> [PROBLEM REQUIREMENTS]: Could you write the entries out again, exactly as they appear?

Entries from a dataset of interfaces:
------------------------------------------------------------------------
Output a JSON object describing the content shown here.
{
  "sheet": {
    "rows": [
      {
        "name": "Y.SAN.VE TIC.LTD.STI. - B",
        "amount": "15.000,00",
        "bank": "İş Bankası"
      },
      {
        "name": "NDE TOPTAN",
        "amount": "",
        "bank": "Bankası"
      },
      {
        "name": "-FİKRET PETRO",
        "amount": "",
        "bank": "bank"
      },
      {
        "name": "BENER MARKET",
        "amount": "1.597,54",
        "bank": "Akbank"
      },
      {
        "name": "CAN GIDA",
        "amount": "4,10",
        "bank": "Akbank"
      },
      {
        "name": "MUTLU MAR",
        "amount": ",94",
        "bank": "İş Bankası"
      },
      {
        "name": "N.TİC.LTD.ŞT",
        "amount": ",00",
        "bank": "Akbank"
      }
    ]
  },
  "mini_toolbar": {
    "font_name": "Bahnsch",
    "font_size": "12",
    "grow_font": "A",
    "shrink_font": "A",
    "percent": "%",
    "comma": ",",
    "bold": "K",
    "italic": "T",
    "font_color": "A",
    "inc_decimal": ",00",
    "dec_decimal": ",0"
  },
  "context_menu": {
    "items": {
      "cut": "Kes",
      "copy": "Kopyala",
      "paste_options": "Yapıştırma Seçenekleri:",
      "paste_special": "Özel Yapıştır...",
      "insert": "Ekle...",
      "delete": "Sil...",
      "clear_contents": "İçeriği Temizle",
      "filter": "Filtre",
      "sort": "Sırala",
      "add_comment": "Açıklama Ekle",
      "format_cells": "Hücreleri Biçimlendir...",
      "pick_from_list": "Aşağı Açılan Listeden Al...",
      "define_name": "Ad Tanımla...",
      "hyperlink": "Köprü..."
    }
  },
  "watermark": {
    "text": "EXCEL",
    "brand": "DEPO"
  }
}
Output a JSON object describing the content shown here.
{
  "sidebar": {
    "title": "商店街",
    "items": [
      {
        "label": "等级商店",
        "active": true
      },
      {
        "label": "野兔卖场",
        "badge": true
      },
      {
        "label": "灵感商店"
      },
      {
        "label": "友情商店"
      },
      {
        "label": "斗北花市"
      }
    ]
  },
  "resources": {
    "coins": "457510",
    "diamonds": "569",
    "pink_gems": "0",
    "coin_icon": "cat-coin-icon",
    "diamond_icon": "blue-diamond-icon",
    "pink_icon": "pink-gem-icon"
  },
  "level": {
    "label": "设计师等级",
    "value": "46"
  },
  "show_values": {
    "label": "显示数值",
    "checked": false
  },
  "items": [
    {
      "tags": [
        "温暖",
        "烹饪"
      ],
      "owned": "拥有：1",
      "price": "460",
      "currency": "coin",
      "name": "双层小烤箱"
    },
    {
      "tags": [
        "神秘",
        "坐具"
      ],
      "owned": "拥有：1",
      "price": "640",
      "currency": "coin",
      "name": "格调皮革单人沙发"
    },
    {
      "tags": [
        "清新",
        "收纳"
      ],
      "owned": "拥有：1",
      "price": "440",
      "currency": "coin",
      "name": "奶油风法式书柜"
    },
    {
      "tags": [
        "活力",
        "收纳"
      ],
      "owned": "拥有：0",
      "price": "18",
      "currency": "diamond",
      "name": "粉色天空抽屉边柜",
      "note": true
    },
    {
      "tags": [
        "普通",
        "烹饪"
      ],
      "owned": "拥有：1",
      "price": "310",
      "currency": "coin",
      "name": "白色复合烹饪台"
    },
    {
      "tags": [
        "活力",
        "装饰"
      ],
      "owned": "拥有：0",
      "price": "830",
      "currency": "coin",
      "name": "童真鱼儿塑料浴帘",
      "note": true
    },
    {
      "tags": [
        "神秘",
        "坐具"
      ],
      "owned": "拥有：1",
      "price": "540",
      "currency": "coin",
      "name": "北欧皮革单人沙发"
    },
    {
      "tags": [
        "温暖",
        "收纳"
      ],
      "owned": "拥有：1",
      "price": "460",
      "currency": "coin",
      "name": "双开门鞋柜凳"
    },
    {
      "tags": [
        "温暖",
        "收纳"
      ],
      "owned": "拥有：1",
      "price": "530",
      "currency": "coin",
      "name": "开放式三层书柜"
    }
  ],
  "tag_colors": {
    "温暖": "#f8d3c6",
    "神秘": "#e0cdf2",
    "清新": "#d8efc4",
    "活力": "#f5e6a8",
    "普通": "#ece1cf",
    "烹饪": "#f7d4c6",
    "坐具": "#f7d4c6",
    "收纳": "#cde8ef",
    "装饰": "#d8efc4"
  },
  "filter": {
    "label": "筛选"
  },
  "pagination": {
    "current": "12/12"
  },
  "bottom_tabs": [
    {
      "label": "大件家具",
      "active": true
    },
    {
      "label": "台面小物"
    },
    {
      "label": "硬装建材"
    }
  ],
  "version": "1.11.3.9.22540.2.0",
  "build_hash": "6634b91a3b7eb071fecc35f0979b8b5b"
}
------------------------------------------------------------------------
> [THE ANSWER]:
Output a JSON object describing the content shown here.
{
  "sheet": {
    "rows": [
      {
        "name": "Y.SAN.VE TIC.LTD.STI. - B",
        "amount": "15.000,00",
        "bank": "İş Bankası"
      },
      {
        "name": "NDE TOPTAN",
        "amount": "",
        "bank": "Bankası"
      },
      {
        "name": "-FİKRET PETRO",
        "amount": "",
        "bank": "bank"
      },
      {
        "name": "BENER MARKET",
        "amount": "1.597,54",
        "bank": "Akbank"
      },
      {
        "name": "CAN GIDA",
        "amount": "4,10",
        "bank": "Akbank"
      },
      {
        "name": "MUTLU MAR",
        "amount": ",94",
        "bank": "İş Bankası"
      },
      {
        "name": "N.TİC.LTD.ŞT",
        "amount": ",00",
        "bank": "Akbank"
      }
    ]
  },
  "mini_toolbar": {
    "font_name": "Bahnsch",
    "font_size": "12",
    "grow_font": "A",
    "shrink_font": "A",
    "percent": "%",
    "comma": ",",
    "bold": "K",
    "italic": "T",
    "font_color": "A",
    "inc_decimal": ",00",
    "dec_decimal": ",0"
  },
  "context_menu": {
    "items": {
      "cut": "Kes",
      "copy": "Kopyala",
      "paste_options": "Yapıştırma Seçenekleri:",
      "paste_special": "Özel Yapıştır...",
      "insert": "Ekle...",
      "delete": "Sil...",
      "clear_contents": "İçeriği Temizle",
      "filter": "Filtre",
      "sort": "Sırala",
      "add_comment": "Açıklama Ekle",
      "format_cells": "Hücreleri Biçimlendir...",
      "pick_from_list": "Aşağı Açılan Listeden Al...",
      "define_name": "Ad Tanımla...",
      "hyperlink": "Köprü..."
    }
  },
  "watermark": {
    "text": "EXCEL",
    "brand": "DEPO"
  }
}
Output a JSON object describing the content shown here.
{
  "sidebar": {
    "title": "商店街",
    "items": [
      {
        "label": "等级商店",
        "active": true
      },
      {
        "label": "野兔卖场",
        "badge": true
      },
      {
        "label": "灵感商店"
      },
      {
        "label": "友情商店"
      },
      {
        "label": "斗北花市"
      }
    ]
  },
  "resources": {
    "coins": "457510",
    "diamonds": "569",
    "pink_gems": "0",
    "coin_icon": "cat-coin-icon",
    "diamond_icon": "blue-diamond-icon",
    "pink_icon": "pink-gem-icon"
  },
  "level": {
    "label": "设计师等级",
    "value": "46"
  },
  "show_values": {
    "label": "显示数值",
    "checked": false
  },
  "items": [
    {
      "tags": [
        "温暖",
        "烹饪"
      ],
      "owned": "拥有：1",
      "price": "460",
      "currency": "coin",
      "name": "双层小烤箱"
    },
    {
      "tags": [
        "神秘",
        "坐具"
      ],
      "owned": "拥有：1",
      "price": "640",
      "currency": "coin",
      "name": "格调皮革单人沙发"
    },
    {
      "tags": [
        "清新",
        "收纳"
      ],
      "owned": "拥有：1",
      "price": "440",
      "currency": "coin",
      "name": "奶油风法式书柜"
    },
    {
      "tags": [
        "活力",
        "收纳"
      ],
      "owned": "拥有：0",
      "price": "18",
      "currency": "diamond",
      "name": "粉色天空抽屉边柜",
      "note": true
    },
    {
      "tags": [
        "普通",
        "烹饪"
      ],
      "owned": "拥有：1",
      "price": "310",
      "currency": "coin",
      "name": "白色复合烹饪台"
    },
    {
      "tags": [
        "活力",
        "装饰"
      ],
      "owned": "拥有：0",
      "price": "830",
      "currency": "coin",
      "name": "童真鱼儿塑料浴帘",
      "note": true
    },
    {
      "tags": [
        "神秘",
        "坐具"
      ],
      "owned": "拥有：1",
      "price": "540",
      "currency": "coin",
      "name": "北欧皮革单人沙发"
    },
    {
      "tags": [
        "温暖",
        "收纳"
      ],
      "owned": "拥有：1",
      "price": "460",
      "currency": "coin",
      "name": "双开门鞋柜凳"
    },
    {
      "tags": [
        "温暖",
        "收纳"
      ],
      "owned": "拥有：1",
      "price": "530",
      "currency": "coin",
      "name": "开放式三层书柜"
    }
  ],
  "tag_colors": {
    "温暖": "#f8d3c6",
    "神秘": "#e0cdf2",
    "清新": "#d8efc4",
    "活力": "#f5e6a8",
    "普通": "#ece1cf",
    "烹饪": "#f7d4c6",
    "坐具": "#f7d4c6",
    "收纳": "#cde8ef",
    "装饰": "#d8efc4"
  },
  "filter": {
    "label": "筛选"
  },
  "pagination": {
    "current": "12/12"
  },
  "bottom_tabs": [
    {
      "label": "大件家具",
      "active": true
    },
    {
      "label": "台面小物"
    },
    {
      "label": "硬装建材"
    }
  ],
  "version": "1.11.3.9.22540.2.0",
  "build_hash": "6634b91a3b7eb071fecc35f0979b8b5b"
}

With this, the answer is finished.